To allow for publication and distribution, the 2005 Standards become effective on January 1, 2006. Finally, to assist all parties in their negotiations, the new version specifically states that all prior versions are superseded.
The efforts and input of many surveyors across the country related to the 2005 ALTA/ACSM standards need to be recognized. The development and approval of these standards was truly a team effort. The many hours of debate and discussion have resulted in a much improved standard.
The collaboration and help of ALTA must also be acknowledged. As those who attended the meeting know, the ALTA members of the joint committee bring a truly cooperative attitude and an interest in developing a standard that works as well for surveyors as it does for the title and legal professions. It bears remembering that the ALTA/ACSM Standards are a joint document — adopted and endorsed by both organizations.
Input and comments on these new standards will surely begin almost immediately; work now commences on the 2010 version of the ALTA/ACSM Standards! Comments, thoughts and suggestions are welcome as always.

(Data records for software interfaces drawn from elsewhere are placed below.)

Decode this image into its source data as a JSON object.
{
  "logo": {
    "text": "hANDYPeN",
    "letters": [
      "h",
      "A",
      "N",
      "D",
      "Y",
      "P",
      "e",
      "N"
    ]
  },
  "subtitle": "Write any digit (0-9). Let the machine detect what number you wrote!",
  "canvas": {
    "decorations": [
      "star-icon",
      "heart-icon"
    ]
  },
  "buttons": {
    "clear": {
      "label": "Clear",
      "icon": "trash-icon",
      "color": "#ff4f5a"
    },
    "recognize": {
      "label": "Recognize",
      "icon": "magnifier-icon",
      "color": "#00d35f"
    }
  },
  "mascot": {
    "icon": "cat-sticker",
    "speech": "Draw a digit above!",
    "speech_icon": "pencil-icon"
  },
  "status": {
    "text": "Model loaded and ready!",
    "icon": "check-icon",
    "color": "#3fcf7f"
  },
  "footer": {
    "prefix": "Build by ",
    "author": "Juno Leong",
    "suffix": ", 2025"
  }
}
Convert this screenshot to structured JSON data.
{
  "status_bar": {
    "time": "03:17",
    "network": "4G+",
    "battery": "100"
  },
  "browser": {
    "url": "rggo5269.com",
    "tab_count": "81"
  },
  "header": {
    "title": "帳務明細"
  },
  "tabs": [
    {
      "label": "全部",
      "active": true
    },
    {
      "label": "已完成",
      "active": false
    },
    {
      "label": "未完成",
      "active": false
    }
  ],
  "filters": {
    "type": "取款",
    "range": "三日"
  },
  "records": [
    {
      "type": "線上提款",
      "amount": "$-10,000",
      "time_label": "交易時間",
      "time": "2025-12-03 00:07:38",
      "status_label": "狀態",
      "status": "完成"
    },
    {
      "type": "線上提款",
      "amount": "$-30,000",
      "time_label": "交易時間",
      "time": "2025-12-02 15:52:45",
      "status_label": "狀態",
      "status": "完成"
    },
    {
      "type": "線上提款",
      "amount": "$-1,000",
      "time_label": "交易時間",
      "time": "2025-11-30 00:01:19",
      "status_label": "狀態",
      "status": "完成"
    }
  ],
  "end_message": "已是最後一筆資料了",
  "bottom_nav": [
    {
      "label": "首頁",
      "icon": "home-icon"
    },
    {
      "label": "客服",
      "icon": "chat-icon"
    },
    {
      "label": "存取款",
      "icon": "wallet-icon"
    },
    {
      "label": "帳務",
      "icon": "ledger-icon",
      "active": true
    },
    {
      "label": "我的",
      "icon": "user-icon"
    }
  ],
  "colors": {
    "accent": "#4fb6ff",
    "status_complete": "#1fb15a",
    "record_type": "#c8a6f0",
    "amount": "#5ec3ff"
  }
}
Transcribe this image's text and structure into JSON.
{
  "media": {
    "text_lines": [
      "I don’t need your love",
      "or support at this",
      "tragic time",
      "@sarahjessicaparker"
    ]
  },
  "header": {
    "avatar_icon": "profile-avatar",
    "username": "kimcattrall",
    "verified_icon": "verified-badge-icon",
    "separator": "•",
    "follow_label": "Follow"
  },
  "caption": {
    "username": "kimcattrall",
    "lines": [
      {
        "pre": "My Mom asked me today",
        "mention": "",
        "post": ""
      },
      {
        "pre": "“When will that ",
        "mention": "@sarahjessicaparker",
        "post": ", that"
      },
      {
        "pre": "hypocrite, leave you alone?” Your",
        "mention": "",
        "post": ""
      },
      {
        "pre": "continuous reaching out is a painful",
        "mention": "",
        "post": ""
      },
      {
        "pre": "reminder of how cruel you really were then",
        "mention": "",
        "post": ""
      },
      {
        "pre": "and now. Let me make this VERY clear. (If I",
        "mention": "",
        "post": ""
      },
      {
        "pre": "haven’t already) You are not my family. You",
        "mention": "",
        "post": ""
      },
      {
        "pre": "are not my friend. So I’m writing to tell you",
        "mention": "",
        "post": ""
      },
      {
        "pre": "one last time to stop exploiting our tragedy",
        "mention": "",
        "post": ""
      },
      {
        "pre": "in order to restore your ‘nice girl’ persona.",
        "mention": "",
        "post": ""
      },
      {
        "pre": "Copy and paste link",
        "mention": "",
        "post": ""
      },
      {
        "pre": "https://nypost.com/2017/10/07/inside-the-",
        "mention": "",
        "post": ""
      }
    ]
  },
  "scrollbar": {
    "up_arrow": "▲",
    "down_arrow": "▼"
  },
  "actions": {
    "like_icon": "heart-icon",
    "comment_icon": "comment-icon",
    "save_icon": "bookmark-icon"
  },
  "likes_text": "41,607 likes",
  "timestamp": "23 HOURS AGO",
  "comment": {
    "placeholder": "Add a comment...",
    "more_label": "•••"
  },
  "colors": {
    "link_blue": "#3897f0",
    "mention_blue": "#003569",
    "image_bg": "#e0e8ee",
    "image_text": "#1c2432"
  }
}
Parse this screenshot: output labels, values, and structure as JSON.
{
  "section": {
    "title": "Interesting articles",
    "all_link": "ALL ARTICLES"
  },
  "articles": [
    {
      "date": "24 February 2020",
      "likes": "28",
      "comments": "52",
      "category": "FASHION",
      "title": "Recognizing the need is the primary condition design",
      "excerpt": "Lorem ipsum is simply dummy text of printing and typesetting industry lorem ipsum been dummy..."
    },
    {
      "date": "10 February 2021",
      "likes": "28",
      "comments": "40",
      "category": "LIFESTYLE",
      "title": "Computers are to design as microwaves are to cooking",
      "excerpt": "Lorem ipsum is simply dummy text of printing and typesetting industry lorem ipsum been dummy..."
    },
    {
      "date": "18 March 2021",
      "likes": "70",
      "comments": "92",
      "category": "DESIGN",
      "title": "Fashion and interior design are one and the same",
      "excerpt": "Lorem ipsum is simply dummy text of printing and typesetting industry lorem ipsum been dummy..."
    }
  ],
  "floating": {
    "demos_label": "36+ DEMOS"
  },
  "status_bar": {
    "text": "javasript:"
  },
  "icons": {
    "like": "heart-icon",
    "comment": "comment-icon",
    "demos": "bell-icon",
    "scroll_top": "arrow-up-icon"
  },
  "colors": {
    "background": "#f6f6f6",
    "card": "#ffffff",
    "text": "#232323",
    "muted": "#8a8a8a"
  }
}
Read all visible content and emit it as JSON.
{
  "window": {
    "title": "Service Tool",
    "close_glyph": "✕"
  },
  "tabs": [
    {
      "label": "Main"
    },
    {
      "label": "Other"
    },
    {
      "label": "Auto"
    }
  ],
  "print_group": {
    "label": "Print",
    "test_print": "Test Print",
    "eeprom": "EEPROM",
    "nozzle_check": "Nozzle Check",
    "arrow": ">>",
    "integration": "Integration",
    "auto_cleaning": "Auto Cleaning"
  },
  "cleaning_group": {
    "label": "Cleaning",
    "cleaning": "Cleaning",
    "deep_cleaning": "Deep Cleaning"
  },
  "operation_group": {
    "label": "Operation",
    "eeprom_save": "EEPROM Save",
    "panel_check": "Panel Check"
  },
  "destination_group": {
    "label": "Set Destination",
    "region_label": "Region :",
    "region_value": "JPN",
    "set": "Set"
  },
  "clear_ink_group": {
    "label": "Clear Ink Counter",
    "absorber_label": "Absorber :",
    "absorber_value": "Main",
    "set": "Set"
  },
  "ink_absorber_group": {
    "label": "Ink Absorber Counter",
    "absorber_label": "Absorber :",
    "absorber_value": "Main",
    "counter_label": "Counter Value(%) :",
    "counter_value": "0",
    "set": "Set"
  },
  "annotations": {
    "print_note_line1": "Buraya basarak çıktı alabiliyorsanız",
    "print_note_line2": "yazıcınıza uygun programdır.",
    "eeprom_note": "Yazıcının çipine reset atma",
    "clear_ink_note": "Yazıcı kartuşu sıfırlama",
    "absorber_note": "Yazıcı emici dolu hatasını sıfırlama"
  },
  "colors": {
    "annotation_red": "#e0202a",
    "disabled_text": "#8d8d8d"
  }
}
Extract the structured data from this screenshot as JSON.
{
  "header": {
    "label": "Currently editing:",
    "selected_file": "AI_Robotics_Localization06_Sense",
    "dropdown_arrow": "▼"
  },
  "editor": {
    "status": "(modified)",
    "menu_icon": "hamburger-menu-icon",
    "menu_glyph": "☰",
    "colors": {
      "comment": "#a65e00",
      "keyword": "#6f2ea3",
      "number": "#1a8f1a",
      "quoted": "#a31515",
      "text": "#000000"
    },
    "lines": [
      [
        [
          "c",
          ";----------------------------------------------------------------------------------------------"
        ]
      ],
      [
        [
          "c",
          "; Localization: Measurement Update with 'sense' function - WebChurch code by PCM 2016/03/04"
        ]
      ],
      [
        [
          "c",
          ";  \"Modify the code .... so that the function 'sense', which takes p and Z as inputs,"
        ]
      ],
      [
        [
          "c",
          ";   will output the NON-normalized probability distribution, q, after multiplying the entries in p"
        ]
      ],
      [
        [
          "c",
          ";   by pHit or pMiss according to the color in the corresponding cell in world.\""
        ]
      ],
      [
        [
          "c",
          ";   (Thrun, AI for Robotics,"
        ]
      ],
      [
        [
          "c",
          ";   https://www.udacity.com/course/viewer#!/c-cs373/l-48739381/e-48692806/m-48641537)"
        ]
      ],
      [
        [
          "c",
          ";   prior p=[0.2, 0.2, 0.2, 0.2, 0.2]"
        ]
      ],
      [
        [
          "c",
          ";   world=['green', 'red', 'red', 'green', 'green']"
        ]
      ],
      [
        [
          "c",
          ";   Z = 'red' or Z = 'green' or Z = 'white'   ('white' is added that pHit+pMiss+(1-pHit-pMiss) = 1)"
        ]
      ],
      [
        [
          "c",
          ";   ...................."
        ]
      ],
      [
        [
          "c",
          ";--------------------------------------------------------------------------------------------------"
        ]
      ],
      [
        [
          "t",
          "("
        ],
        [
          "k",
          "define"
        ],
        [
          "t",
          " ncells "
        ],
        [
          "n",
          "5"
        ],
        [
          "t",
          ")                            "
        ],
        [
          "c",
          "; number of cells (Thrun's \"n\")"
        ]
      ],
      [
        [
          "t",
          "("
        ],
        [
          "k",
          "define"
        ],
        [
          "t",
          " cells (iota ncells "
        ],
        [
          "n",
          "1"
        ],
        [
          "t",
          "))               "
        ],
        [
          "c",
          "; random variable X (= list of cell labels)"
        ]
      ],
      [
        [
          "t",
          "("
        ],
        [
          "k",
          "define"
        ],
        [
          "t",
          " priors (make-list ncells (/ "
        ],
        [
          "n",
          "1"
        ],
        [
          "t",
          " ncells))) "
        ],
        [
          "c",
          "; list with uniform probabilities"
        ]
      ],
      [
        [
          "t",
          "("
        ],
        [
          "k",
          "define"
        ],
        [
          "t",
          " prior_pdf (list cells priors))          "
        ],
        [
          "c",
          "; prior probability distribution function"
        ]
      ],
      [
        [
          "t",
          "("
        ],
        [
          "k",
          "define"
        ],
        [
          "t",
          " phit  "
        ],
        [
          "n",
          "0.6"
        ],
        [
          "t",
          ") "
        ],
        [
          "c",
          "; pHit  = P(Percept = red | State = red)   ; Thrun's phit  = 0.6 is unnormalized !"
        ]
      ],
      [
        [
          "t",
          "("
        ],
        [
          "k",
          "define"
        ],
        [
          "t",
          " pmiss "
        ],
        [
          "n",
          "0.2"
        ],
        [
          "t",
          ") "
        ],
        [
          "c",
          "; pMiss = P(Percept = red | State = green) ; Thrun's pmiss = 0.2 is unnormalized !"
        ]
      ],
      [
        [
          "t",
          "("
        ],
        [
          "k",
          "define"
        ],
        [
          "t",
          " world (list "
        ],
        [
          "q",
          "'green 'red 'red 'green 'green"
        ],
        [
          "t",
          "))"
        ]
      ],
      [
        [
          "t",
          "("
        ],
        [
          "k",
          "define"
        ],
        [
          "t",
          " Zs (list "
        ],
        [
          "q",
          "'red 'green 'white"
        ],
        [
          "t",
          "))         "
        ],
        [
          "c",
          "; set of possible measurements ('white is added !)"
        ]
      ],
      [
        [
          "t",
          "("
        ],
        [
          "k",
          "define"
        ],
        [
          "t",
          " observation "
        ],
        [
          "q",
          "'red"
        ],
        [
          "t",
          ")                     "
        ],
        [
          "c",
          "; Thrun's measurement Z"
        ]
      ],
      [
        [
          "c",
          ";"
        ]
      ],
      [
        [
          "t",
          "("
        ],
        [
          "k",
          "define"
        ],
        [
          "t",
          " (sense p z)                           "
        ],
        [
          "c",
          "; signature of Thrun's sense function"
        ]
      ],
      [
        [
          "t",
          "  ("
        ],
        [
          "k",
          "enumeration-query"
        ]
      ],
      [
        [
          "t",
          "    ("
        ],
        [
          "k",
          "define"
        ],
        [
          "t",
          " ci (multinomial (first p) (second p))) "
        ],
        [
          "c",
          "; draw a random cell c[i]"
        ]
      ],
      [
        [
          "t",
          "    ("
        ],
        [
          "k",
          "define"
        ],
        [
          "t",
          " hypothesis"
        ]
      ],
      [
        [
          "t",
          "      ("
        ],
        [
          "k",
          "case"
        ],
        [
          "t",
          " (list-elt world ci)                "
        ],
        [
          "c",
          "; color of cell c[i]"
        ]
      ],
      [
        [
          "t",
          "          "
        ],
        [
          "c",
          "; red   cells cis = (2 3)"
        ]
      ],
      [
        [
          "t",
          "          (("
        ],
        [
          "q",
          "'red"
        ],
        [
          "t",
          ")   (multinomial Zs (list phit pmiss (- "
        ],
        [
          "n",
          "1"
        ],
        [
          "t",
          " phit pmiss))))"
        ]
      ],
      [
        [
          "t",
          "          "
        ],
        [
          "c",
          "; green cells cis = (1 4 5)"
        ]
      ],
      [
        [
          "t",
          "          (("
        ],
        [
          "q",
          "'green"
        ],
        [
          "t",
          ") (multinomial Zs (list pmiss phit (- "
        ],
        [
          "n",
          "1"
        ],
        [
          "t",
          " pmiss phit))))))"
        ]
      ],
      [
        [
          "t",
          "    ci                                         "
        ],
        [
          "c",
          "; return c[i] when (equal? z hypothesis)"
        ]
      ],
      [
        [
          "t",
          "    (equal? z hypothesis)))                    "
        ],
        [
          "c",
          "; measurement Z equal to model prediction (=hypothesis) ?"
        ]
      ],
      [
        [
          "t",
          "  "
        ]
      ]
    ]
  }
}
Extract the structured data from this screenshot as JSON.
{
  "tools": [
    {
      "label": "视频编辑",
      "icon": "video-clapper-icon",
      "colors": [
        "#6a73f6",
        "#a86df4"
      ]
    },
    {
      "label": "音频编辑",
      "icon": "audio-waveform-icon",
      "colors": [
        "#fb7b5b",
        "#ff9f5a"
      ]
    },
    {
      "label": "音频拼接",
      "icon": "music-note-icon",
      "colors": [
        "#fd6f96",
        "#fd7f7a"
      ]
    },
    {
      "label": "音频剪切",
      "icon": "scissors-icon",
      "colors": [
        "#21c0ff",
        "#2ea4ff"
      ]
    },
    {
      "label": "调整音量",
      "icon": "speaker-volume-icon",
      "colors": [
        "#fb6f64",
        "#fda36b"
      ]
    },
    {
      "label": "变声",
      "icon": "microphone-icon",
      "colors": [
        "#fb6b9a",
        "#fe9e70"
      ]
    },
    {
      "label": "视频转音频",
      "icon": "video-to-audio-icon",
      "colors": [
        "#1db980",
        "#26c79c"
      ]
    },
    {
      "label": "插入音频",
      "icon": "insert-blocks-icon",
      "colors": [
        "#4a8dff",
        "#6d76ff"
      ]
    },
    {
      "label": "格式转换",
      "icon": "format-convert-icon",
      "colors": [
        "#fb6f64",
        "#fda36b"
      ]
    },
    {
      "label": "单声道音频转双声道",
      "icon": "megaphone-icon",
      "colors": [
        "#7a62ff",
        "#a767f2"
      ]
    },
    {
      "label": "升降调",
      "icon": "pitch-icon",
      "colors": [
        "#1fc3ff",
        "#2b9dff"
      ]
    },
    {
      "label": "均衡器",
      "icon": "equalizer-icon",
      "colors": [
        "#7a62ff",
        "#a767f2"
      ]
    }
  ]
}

Editor’s Note: The 2005 Minimum Standard Detail Requirements for ALTA/ACSM Land Title Surveys can be viewed on our website at www.theamericansurveyor.com/docs/ALTA2005_Standards.doc.
Gary Kent is Director of Surveying at The Schneider Corporation in Indianapolis. He is past-president of ACSM and chairs the ALTA/ACSM Committee for NSPS and the Liaison Committee for ALTA. He is on the Indiana Board of Registration and lectures both locally and nationally.
A 100Kb PDF of this article as it appeared in the magazine complete with images is available by clicking HERE